## THE PROBLEM
Repeat each line of the records below exactly.

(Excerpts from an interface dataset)
[Start of Attachment]

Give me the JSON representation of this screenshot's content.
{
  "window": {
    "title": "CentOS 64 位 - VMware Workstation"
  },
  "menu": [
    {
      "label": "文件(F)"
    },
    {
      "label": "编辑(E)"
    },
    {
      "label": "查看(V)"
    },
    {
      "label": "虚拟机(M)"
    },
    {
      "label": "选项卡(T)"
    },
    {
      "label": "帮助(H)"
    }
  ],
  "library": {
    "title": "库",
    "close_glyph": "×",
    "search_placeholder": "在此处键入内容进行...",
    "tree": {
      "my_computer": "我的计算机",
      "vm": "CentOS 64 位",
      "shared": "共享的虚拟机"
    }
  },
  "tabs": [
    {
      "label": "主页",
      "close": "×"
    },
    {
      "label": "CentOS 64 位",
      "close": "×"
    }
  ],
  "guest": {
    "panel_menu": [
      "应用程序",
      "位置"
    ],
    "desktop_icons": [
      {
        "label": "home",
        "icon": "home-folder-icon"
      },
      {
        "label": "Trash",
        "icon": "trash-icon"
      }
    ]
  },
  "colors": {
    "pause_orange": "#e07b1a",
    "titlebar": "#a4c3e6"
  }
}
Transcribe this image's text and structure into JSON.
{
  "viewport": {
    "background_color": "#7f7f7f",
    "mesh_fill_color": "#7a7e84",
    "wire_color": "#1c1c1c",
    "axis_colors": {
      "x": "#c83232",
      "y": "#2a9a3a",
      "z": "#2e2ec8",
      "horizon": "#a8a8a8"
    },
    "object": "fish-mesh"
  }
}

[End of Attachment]

## THE ANSWER
Give me the JSON representation of this screenshot's content.
{
  "window": {
    "title": "CentOS 64 位 - VMware Workstation"
  },
  "menu": [
    {
      "label": "文件(F)"
    },
    {
      "label": "编辑(E)"
    },
    {
      "label": "查看(V)"
    },
    {
      "label": "虚拟机(M)"
    },
    {
      "label": "选项卡(T)"
    },
    {
      "label": "帮助(H)"
    }
  ],
  "library": {
    "title": "库",
    "close_glyph": "×",
    "search_placeholder": "在此处键入内容进行...",
    "tree": {
      "my_computer": "我的计算机",
      "vm": "CentOS 64 位",
      "shared": "共享的虚拟机"
    }
  },
  "tabs": [
    {
      "label": "主页",
      "close": "×"
    },
    {
      "label": "CentOS 64 位",
      "close": "×"
    }
  ],
  "guest": {
    "panel_menu": [
      "应用程序",
      "位置"
    ],
    "desktop_icons": [
      {
        "label": "home",
        "icon": "home-folder-icon"
      },
      {
        "label": "Trash",
        "icon": "trash-icon"
      }
    ]
  },
  "colors": {
    "pause_orange": "#e07b1a",
    "titlebar": "#a4c3e6"
  }
}
Transcribe this image's text and structure into JSON.
{
  "viewport": {
    "background_color": "#7f7f7f",
    "mesh_fill_color": "#7a7e84",
    "wire_color": "#1c1c1c",
    "axis_colors": {
      "x": "#c83232",
      "y": "#2a9a3a",
      "z": "#2e2ec8",
      "horizon": "#a8a8a8"
    },
    "object": "fish-mesh"
  }
}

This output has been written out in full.